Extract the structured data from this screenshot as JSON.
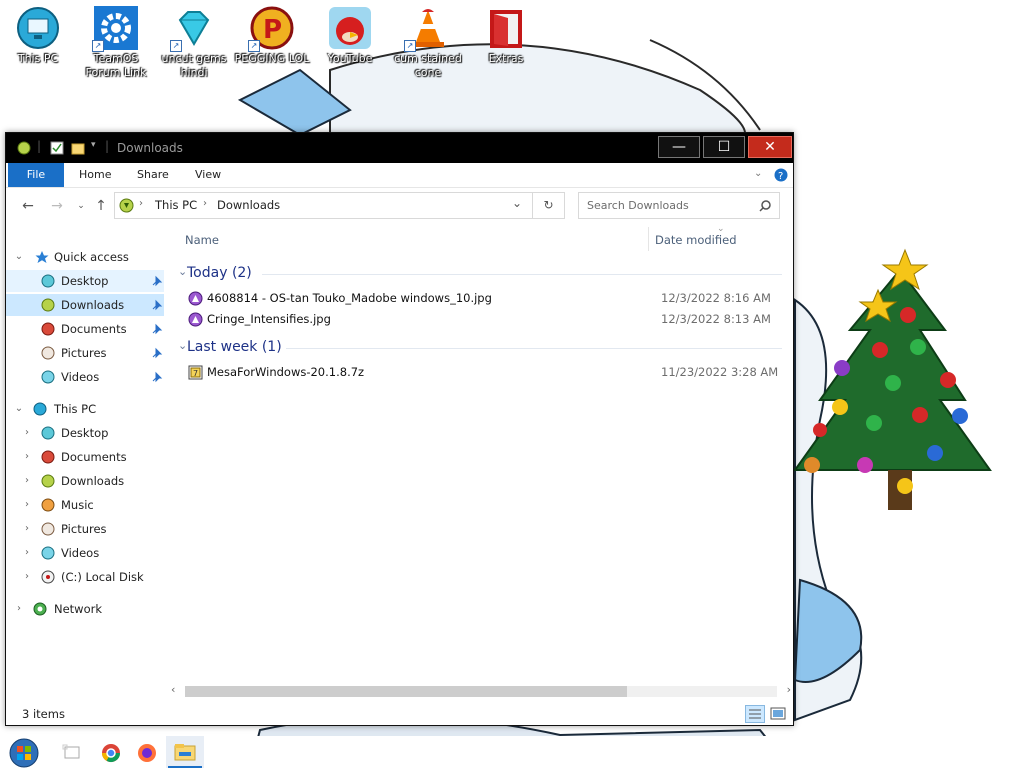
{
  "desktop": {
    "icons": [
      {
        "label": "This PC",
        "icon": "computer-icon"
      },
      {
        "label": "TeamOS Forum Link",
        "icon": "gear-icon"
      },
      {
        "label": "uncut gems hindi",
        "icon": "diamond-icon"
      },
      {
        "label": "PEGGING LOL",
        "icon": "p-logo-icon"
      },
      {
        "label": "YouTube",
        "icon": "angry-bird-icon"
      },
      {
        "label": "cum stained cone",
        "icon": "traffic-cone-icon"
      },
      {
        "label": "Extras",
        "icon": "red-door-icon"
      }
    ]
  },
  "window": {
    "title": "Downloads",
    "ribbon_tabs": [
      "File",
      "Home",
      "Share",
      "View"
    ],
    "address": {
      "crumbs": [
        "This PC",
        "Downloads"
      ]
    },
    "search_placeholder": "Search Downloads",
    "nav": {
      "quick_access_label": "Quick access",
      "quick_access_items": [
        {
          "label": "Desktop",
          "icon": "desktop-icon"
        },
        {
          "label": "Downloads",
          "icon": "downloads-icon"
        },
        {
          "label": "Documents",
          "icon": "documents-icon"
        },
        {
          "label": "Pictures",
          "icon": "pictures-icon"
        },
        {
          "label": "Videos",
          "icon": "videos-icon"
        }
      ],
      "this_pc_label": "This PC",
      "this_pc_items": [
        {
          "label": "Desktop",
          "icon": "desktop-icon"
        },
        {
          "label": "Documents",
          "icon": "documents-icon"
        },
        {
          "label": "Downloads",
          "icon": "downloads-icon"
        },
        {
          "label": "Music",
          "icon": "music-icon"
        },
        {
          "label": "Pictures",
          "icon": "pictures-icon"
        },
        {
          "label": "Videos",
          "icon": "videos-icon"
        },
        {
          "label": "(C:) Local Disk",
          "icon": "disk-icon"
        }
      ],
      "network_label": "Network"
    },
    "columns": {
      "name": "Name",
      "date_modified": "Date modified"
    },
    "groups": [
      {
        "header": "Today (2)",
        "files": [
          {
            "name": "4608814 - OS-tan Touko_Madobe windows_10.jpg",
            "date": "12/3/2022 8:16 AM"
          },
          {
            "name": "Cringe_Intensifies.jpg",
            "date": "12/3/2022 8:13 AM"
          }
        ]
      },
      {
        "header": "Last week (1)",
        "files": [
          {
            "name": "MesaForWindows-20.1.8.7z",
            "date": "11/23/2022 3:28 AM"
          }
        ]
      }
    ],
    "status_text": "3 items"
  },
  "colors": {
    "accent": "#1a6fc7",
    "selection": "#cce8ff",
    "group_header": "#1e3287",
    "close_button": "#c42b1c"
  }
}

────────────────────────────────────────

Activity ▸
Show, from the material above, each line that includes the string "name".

Answer section ▸
      "name": "Name",
            "name": "4608814 - OS-tan Touko_Madobe windows_10.jpg",
            "name": "Cringe_Intensifies.jpg",
            "name": "MesaForWindows-20.1.8.7z",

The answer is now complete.